*** Records for the exercise Section Begins ***
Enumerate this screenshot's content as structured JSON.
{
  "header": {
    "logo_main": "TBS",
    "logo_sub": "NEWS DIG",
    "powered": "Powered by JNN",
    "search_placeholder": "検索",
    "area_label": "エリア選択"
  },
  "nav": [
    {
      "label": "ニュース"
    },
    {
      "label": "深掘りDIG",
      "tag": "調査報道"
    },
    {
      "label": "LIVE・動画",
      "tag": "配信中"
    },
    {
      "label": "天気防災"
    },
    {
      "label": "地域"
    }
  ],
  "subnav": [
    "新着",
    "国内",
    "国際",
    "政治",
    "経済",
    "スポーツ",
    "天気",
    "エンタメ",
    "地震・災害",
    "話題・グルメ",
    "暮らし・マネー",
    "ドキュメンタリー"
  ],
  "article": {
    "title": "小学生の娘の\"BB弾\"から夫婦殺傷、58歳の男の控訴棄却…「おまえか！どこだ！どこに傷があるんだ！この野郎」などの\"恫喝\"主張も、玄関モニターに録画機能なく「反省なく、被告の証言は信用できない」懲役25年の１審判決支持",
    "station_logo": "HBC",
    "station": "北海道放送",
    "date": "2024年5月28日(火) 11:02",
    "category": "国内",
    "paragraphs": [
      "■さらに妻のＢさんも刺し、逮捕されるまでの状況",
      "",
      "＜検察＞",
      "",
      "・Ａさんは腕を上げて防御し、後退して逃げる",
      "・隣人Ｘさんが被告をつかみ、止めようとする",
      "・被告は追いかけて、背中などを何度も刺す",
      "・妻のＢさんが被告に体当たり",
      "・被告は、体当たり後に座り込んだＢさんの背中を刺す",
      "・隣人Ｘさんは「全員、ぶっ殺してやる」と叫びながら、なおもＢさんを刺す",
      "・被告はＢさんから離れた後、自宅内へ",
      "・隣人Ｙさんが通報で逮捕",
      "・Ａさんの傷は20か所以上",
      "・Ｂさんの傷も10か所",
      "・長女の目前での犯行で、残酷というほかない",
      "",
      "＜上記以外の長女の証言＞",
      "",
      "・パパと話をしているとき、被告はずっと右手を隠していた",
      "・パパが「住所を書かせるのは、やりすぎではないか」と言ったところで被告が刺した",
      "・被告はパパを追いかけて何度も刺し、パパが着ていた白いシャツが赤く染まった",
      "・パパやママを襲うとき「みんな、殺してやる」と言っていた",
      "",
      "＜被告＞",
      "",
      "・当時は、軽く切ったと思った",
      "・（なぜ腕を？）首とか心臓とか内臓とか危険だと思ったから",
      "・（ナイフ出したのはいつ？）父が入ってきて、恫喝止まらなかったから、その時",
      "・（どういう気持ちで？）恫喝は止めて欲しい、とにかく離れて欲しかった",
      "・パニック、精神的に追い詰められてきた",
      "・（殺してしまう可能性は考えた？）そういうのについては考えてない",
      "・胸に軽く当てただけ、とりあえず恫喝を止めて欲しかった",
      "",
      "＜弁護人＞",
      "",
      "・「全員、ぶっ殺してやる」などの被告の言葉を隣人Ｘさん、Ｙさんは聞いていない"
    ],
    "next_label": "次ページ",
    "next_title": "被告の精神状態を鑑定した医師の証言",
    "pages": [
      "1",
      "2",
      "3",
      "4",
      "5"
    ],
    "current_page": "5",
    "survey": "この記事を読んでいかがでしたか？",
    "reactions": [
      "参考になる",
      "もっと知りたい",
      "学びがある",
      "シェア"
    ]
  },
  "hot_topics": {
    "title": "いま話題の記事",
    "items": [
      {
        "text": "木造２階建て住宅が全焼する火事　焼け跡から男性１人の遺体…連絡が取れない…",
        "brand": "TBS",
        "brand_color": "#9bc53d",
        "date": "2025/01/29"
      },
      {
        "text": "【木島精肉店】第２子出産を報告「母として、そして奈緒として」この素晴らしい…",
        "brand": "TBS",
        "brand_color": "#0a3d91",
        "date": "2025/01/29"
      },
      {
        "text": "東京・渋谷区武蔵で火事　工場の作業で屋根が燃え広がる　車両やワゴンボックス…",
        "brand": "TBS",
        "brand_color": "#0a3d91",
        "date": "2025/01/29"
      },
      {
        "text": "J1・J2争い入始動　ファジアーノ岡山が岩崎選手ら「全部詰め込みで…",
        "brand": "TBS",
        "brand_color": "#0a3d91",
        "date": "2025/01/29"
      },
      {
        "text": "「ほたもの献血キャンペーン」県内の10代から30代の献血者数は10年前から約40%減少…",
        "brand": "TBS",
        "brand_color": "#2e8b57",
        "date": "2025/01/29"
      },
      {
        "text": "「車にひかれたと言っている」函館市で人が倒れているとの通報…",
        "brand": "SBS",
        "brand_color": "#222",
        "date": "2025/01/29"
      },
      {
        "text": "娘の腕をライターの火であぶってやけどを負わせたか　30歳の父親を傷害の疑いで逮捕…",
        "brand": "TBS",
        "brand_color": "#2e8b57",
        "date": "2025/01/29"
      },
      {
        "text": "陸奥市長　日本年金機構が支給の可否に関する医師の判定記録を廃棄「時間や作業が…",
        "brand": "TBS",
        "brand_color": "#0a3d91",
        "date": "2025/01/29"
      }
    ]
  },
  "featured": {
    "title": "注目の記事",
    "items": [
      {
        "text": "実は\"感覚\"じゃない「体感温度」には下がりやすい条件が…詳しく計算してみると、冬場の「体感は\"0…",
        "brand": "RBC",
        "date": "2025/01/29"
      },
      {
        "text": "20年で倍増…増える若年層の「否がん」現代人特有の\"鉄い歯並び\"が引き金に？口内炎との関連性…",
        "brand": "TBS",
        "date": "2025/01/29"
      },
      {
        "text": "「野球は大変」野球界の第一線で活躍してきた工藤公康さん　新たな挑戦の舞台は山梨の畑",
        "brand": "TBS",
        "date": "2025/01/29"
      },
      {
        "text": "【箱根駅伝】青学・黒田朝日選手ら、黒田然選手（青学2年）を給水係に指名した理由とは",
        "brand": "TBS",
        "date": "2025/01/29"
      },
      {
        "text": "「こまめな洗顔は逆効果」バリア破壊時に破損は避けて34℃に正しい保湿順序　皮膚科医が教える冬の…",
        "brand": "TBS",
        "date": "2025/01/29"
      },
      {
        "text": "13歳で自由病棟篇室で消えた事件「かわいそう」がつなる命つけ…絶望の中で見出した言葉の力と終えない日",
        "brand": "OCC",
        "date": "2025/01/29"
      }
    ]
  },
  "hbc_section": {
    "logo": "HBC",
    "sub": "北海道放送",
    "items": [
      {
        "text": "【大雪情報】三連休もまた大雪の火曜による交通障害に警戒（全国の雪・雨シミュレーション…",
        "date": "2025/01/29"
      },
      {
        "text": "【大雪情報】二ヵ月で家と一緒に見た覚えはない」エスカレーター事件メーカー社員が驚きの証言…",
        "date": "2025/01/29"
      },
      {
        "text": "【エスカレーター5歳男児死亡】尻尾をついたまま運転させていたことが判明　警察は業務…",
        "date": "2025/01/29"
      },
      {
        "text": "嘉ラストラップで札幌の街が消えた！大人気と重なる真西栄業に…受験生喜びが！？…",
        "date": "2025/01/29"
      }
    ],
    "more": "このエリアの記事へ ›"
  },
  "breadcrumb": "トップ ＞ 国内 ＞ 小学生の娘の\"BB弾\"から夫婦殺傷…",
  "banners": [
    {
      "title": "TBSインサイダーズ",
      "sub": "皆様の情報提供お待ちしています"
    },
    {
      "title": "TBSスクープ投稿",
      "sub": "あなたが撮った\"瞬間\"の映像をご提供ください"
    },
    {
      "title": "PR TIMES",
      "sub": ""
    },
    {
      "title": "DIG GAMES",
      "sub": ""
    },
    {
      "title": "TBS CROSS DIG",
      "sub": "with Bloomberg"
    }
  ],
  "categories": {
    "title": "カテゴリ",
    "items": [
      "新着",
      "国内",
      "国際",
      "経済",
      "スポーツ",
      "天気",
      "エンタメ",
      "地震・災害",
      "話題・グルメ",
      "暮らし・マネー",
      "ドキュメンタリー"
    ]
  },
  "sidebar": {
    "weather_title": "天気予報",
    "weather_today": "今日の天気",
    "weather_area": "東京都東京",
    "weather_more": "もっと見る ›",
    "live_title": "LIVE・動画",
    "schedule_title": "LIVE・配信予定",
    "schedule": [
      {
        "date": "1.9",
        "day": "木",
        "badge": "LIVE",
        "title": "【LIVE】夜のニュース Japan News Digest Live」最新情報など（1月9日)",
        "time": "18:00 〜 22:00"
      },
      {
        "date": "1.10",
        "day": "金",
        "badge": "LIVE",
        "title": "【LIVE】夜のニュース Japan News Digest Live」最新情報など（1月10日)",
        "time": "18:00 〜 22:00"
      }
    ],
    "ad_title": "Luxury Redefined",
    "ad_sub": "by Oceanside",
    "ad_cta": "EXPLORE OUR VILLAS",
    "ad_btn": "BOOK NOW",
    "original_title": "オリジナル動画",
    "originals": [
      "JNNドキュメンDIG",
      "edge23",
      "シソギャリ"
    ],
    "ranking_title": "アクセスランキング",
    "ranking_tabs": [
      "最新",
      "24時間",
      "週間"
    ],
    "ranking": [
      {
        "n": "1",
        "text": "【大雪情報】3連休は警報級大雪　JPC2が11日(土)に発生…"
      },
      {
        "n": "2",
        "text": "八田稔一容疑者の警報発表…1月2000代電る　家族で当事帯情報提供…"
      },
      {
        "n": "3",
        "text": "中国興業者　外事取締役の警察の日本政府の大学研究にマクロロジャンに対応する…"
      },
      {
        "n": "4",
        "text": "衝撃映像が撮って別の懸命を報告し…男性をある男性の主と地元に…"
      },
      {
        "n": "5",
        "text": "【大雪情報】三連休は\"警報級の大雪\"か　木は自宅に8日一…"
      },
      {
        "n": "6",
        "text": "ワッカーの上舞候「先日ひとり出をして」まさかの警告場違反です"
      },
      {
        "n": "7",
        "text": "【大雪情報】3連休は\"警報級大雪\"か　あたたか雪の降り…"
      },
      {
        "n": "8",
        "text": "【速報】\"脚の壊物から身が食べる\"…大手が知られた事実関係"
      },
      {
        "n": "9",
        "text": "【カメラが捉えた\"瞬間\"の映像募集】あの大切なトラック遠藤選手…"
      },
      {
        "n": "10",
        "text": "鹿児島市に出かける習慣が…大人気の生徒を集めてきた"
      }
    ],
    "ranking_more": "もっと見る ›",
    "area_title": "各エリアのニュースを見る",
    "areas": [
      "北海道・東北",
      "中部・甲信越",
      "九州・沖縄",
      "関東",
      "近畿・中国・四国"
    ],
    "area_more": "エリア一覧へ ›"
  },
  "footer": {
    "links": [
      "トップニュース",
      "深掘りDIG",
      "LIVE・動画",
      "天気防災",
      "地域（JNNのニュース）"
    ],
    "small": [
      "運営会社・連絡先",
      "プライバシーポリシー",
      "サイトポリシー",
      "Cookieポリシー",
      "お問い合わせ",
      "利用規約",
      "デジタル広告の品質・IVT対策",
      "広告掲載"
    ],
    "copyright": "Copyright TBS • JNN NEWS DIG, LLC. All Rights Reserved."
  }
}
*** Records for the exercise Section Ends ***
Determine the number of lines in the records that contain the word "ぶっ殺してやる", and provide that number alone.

2